Dataset records —

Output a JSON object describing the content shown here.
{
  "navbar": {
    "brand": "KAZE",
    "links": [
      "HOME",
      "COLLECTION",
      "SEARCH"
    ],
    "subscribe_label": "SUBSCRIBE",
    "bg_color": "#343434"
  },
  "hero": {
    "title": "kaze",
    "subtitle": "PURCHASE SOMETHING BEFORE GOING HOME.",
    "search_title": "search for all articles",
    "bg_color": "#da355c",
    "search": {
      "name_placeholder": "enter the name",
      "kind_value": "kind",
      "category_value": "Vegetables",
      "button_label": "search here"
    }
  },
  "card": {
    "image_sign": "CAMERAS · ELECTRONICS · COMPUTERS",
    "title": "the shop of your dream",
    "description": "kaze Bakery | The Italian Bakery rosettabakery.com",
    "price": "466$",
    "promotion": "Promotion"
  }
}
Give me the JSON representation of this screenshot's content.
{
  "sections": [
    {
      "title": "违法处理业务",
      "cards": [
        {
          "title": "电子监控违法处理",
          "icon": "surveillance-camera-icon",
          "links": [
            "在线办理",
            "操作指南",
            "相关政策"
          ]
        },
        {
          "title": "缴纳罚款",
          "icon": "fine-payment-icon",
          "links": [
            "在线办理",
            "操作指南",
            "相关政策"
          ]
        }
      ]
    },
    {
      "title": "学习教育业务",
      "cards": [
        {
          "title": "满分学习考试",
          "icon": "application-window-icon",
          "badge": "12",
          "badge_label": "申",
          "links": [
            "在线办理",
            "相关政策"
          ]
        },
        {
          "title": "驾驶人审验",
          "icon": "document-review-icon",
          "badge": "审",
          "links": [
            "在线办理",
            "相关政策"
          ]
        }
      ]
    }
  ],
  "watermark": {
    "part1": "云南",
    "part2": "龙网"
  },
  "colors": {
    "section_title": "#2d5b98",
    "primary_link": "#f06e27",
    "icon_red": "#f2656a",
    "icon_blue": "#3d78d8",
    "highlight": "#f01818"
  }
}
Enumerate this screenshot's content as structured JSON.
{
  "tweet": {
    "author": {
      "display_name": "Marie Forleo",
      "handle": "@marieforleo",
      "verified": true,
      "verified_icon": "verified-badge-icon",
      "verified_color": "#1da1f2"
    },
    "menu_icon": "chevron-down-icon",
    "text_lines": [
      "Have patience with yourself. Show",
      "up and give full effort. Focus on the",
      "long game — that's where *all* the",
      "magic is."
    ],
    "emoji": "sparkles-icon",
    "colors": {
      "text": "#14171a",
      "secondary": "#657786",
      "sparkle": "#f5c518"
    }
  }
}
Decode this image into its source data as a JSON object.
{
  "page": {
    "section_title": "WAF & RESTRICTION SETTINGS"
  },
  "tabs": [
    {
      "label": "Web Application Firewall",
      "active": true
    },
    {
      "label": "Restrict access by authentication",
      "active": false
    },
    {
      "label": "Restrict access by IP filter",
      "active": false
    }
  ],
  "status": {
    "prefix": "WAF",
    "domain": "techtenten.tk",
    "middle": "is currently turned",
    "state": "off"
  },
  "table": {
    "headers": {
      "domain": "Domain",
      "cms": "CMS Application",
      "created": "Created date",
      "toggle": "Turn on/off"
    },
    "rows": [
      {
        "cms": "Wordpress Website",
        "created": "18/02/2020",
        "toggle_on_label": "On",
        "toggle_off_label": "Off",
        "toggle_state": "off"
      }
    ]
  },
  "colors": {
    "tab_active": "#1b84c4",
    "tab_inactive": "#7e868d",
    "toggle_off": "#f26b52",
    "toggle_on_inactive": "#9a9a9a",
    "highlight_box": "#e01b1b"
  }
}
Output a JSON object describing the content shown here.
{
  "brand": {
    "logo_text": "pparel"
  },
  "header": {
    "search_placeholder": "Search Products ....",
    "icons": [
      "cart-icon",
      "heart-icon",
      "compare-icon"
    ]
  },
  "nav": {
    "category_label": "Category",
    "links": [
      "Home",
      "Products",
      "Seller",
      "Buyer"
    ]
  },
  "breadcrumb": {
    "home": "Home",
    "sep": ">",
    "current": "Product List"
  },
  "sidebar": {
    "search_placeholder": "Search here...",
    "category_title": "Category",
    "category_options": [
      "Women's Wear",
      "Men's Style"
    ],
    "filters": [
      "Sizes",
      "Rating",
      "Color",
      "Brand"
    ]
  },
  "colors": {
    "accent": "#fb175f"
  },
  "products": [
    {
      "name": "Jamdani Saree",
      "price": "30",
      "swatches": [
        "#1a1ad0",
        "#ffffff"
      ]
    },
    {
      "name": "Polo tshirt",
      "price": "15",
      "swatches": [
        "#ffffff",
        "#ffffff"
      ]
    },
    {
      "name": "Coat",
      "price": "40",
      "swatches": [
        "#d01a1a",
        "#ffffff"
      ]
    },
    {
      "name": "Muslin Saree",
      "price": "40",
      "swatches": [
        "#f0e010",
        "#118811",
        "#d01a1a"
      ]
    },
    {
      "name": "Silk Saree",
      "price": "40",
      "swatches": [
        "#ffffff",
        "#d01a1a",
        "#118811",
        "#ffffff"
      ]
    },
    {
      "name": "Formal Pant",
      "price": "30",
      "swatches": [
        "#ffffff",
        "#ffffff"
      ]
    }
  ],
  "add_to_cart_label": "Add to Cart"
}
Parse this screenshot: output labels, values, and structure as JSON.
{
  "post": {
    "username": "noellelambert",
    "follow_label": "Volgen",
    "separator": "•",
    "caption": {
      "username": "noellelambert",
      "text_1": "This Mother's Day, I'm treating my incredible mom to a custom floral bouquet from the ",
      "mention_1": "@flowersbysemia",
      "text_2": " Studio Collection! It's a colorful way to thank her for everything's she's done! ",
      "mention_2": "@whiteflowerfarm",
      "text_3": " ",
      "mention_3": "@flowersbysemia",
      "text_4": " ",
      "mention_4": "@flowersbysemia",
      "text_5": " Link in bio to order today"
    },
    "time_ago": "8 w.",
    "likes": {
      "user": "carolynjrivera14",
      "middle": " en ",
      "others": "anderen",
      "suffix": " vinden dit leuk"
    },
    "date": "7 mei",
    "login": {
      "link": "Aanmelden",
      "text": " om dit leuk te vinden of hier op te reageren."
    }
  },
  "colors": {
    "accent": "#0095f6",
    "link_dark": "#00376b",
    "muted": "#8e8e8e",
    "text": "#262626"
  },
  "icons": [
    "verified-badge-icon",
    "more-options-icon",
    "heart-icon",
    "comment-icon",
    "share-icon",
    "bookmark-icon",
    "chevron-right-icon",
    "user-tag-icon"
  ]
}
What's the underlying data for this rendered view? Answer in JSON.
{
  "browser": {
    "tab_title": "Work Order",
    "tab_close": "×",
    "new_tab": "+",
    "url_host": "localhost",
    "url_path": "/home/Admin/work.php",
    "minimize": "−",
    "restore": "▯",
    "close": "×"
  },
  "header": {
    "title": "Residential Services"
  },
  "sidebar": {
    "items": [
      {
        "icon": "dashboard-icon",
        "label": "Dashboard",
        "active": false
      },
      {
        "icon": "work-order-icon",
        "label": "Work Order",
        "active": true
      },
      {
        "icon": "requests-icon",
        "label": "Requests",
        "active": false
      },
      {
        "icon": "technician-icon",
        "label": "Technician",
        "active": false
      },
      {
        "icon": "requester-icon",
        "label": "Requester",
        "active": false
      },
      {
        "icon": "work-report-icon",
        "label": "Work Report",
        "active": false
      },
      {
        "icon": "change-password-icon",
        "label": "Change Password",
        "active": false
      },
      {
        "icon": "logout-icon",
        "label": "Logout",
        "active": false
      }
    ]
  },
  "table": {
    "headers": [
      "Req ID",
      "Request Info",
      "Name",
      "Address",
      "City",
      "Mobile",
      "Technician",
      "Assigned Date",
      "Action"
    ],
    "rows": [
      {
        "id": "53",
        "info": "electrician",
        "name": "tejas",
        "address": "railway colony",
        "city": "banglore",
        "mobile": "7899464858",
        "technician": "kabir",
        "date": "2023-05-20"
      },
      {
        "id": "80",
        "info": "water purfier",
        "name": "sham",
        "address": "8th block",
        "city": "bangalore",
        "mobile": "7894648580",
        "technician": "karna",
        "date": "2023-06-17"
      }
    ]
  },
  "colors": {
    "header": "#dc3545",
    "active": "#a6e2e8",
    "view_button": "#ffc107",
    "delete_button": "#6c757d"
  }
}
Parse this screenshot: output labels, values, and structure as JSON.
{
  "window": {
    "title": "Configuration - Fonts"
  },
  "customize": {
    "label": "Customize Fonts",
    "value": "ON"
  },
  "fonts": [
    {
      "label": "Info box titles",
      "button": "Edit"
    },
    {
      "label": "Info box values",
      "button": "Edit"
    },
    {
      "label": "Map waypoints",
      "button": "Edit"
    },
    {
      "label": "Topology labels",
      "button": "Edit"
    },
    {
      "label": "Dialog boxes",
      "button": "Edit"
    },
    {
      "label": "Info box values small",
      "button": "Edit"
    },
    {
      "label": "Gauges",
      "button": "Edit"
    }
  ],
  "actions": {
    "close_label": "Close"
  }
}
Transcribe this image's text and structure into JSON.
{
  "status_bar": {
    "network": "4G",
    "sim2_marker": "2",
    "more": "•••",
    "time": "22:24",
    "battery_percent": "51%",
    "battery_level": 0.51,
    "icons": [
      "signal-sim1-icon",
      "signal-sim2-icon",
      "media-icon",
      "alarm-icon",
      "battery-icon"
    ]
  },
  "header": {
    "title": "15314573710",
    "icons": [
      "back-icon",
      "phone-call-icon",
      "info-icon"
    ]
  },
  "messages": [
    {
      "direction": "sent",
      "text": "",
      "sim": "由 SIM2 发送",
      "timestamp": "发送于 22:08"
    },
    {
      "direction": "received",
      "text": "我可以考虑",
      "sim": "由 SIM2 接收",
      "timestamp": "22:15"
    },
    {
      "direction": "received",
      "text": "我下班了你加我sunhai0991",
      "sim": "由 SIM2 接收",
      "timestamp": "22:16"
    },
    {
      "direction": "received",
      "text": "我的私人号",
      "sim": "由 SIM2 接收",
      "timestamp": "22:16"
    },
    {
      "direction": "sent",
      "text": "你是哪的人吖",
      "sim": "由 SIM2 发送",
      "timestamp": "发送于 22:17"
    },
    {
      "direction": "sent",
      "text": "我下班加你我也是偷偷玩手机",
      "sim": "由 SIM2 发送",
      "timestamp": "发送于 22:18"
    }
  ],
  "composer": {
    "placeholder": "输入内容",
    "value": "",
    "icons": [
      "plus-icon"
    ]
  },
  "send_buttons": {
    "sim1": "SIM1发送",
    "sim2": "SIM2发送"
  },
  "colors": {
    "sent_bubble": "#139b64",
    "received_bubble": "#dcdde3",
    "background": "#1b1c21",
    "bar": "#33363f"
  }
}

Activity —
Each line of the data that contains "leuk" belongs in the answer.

Finished exercise —
      "suffix": " vinden dit leuk"
      "text": " om dit leuk te vinden of hier op te reageren."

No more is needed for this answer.